> _Requirement_
Check each line of the listing for the word "entity" and report the ones that have it.
↓↓↓
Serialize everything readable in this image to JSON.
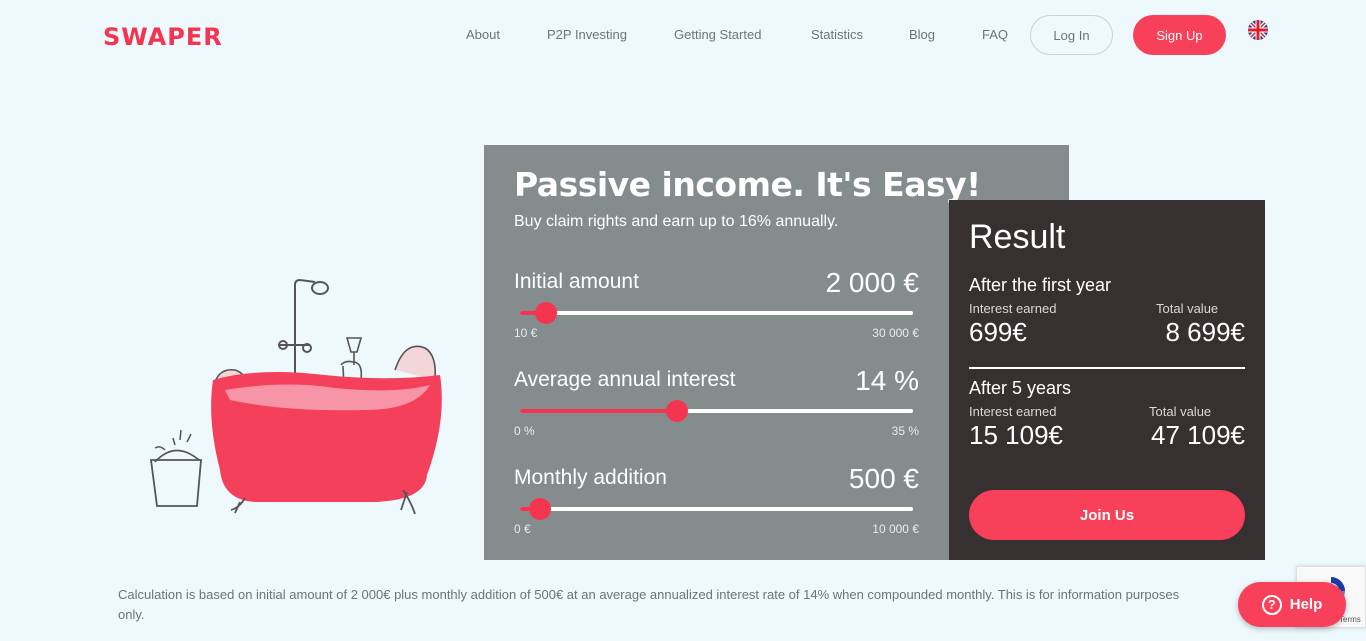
{
  "header": {
    "logo_text": "SWAPER",
    "nav": [
      "About",
      "P2P Investing",
      "Getting Started",
      "Statistics",
      "Blog",
      "FAQ"
    ],
    "login_label": "Log In",
    "signup_label": "Sign Up",
    "language_icon": "uk-flag-icon"
  },
  "calculator": {
    "title": "Passive income. It's Easy!",
    "subtitle": "Buy claim rights and earn up to 16% annually.",
    "sliders": [
      {
        "label": "Initial amount",
        "value": "2 000 €",
        "min_label": "10 €",
        "max_label": "30 000 €",
        "fraction": 0.066
      },
      {
        "label": "Average annual interest",
        "value": "14 %",
        "min_label": "0 %",
        "max_label": "35 %",
        "fraction": 0.4
      },
      {
        "label": "Monthly addition",
        "value": "500 €",
        "min_label": "0 €",
        "max_label": "10 000 €",
        "fraction": 0.05
      }
    ]
  },
  "result": {
    "title": "Result",
    "periods": [
      {
        "title": "After the first year",
        "interest_label": "Interest earned",
        "interest_value": "699€",
        "total_label": "Total value",
        "total_value": "8 699€"
      },
      {
        "title": "After 5 years",
        "interest_label": "Interest earned",
        "interest_value": "15 109€",
        "total_label": "Total value",
        "total_value": "47 109€"
      }
    ],
    "join_label": "Join Us"
  },
  "disclaimer": "Calculation is based on initial amount of 2 000€ plus monthly addition of 500€ at an average annualized interest rate of 14% when compounded monthly. This is for information purposes only.",
  "help_label": "Help",
  "recaptcha_text": "Terms",
  "colors": {
    "brand": "#f5344f",
    "panel": "#858c8e",
    "result_panel": "#363030",
    "background": "#eef9fd"
  }
}
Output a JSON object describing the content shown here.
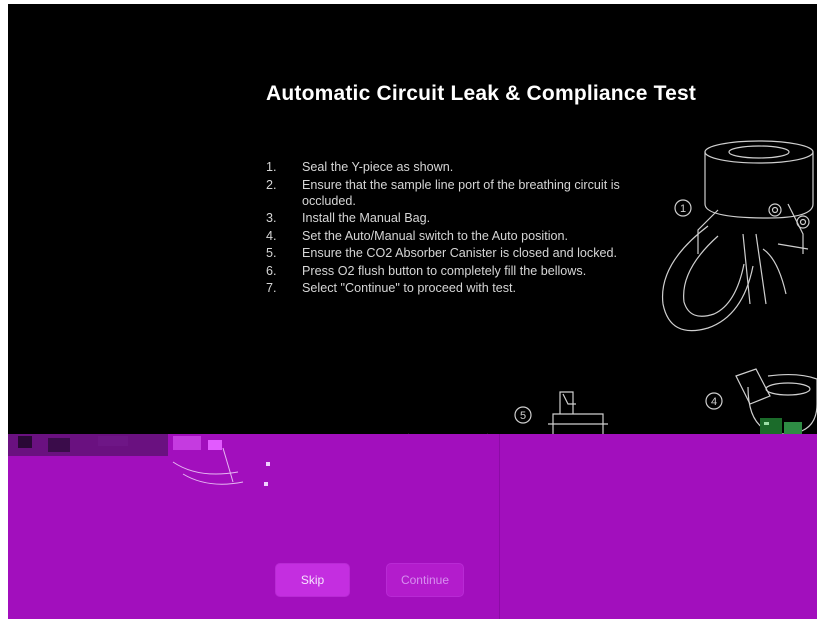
{
  "title": "Automatic Circuit Leak & Compliance Test",
  "steps": [
    {
      "num": "1.",
      "text": "Seal the Y-piece as shown."
    },
    {
      "num": "2.",
      "text": "Ensure that the sample line port of the breathing circuit is occluded."
    },
    {
      "num": "3.",
      "text": "Install the Manual Bag."
    },
    {
      "num": "4.",
      "text": "Set the Auto/Manual switch to the Auto position."
    },
    {
      "num": "5.",
      "text": "Ensure the CO2 Absorber Canister is closed and locked."
    },
    {
      "num": "6.",
      "text": "Press O2 flush button to completely fill the bellows."
    },
    {
      "num": "7.",
      "text": "Select \"Continue\" to proceed with test."
    }
  ],
  "illustration_labels": {
    "one": "1",
    "four": "4",
    "five": "5"
  },
  "buttons": {
    "skip": "Skip",
    "continue": "Continue"
  },
  "colors": {
    "background": "#000000",
    "lower_panel": "#a20fbd",
    "skip_button": "#c42ee0",
    "continue_button": "#b31ccc"
  }
}
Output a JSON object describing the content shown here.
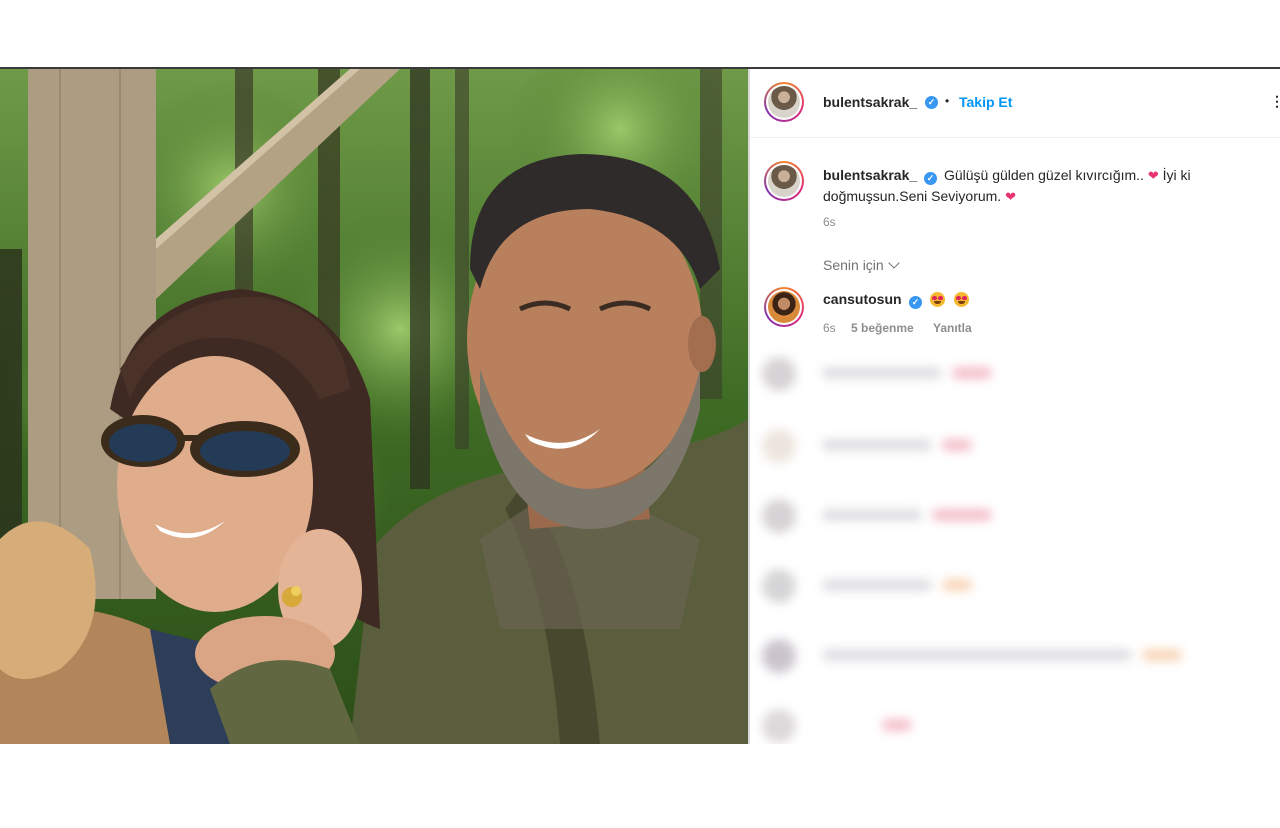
{
  "post": {
    "author": "bulentsakrak_",
    "follow_label": "Takip Et",
    "dot": "•",
    "more_icon": "⋮",
    "caption_author": "bulentsakrak_",
    "caption_text_1": "Gülüşü gülden güzel kıvırcığım..",
    "caption_text_2": "İyi ki doğmuşsun.Seni Seviyorum.",
    "caption_time": "6s"
  },
  "sorting": {
    "label": "Senin için"
  },
  "comments": [
    {
      "user": "cansutosun",
      "emoji_icons": [
        "heart-eyes-emoji",
        "heart-eyes-emoji"
      ],
      "time": "6s",
      "likes": "5 beğenme",
      "reply": "Yanıtla"
    }
  ],
  "colors": {
    "accent": "#0095f6",
    "verified": "#3897f0",
    "heart": "#e8336e",
    "meta": "#8e8e8e"
  }
}
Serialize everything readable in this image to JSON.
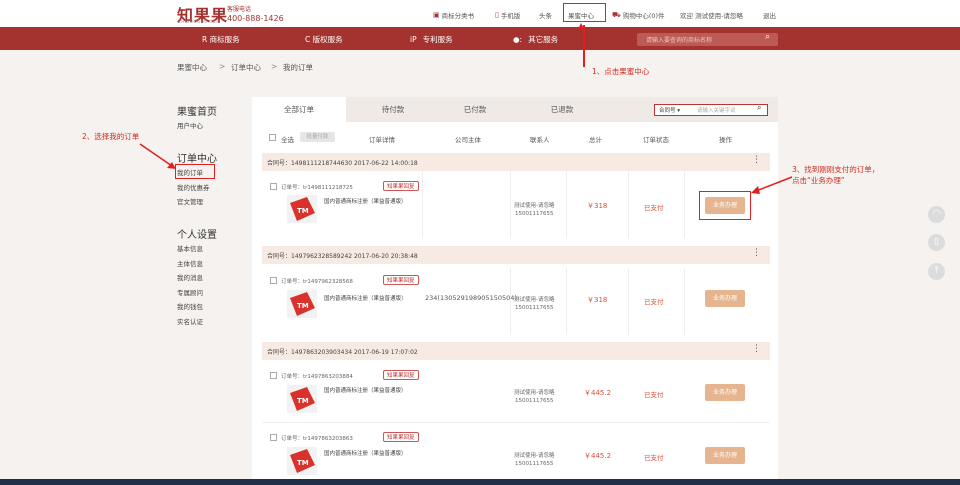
{
  "header": {
    "logo": "知果果",
    "logo_sub": "ZHIGUOGUO.COM",
    "hotline_label": "客服电话",
    "hotline": "400-888-1426",
    "links": [
      "商标分类书",
      "手机版",
      "头条",
      "果蜜中心",
      "购物中心(0)件",
      "欢迎 测试使用-请忽略",
      "退出"
    ]
  },
  "nav": {
    "items": [
      "R  商标服务",
      "C  版权服务",
      "专利服务",
      "其它服务"
    ],
    "icons": [
      "",
      "",
      "iP",
      "●:"
    ],
    "search_placeholder": "请输入要查询的商标名称"
  },
  "breadcrumb": {
    "items": [
      "果蜜中心",
      "订单中心",
      "我的订单"
    ],
    "sep": ">"
  },
  "sidebar": {
    "home": "果蜜首页",
    "home_sub": "用户中心",
    "order_center": "订单中心",
    "order_items": [
      "我的订单",
      "我的优惠券",
      "官文管理"
    ],
    "personal": "个人设置",
    "personal_items": [
      "基本信息",
      "主体信息",
      "我的消息",
      "专属顾问",
      "我的钱包",
      "实名认证"
    ]
  },
  "tabs": [
    "全部订单",
    "待付款",
    "已付款",
    "已退款"
  ],
  "order_search": {
    "type": "合同号",
    "placeholder": "请输入关键字词"
  },
  "columns": {
    "select_all": "全选",
    "batch_btn": "批量付款",
    "headers": [
      "订单详情",
      "公司主体",
      "联系人",
      "总计",
      "订单状态",
      "操作"
    ]
  },
  "orders": [
    {
      "contract": "合同号：1498111218744630 2017-06-22 14:00:18",
      "order_no": "订单号：tr1498111218725",
      "tag": "知果果回复",
      "product": "国内普通商标注册（果益普通版）",
      "entity": "",
      "contact": "测试使用-请忽略",
      "phone": "15001117655",
      "total": "￥318",
      "status": "已支付",
      "action": "业务办理"
    },
    {
      "contract": "合同号：1497962328589242 2017-06-20 20:38:48",
      "order_no": "订单号：tr1497962328568",
      "tag": "知果果回复",
      "product": "国内普通商标注册（果益普通版）",
      "entity": "234(130529198905150504)",
      "contact": "测试使用-请忽略",
      "phone": "15001117655",
      "total": "￥318",
      "status": "已支付",
      "action": "业务办理"
    },
    {
      "contract": "合同号：1497863203903434 2017-06-19 17:07:02",
      "items": [
        {
          "order_no": "订单号：tr1497863203884",
          "tag": "知果果回复",
          "product": "国内普通商标注册（果益普通版）",
          "entity": "",
          "contact": "测试使用-请忽略",
          "phone": "15001117655",
          "total": "￥445.2",
          "status": "已支付",
          "action": "业务办理"
        },
        {
          "order_no": "订单号：tr1497863203863",
          "tag": "知果果回复",
          "product": "国内普通商标注册（果益普通版）",
          "entity": "",
          "contact": "测试使用-请忽略",
          "phone": "15001117655",
          "total": "￥445.2",
          "status": "已支付",
          "action": "业务办理"
        }
      ]
    }
  ],
  "thumb_text": "TM",
  "annotations": {
    "a1": "1、点击果蜜中心",
    "a2": "2、选择我的订单",
    "a3_line1": "3、找到刚刚支付的订单，",
    "a3_line2": "点击“业务办理”"
  },
  "colors": {
    "brand": "#a4332f",
    "annotation": "#e02020",
    "action_button": "#e6b48f",
    "price": "#d94e3a"
  }
}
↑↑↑
> _Answer to the exercise_
      "entity": "",
      "entity": "234(130529198905150504)",
          "entity": "",
          "entity": "",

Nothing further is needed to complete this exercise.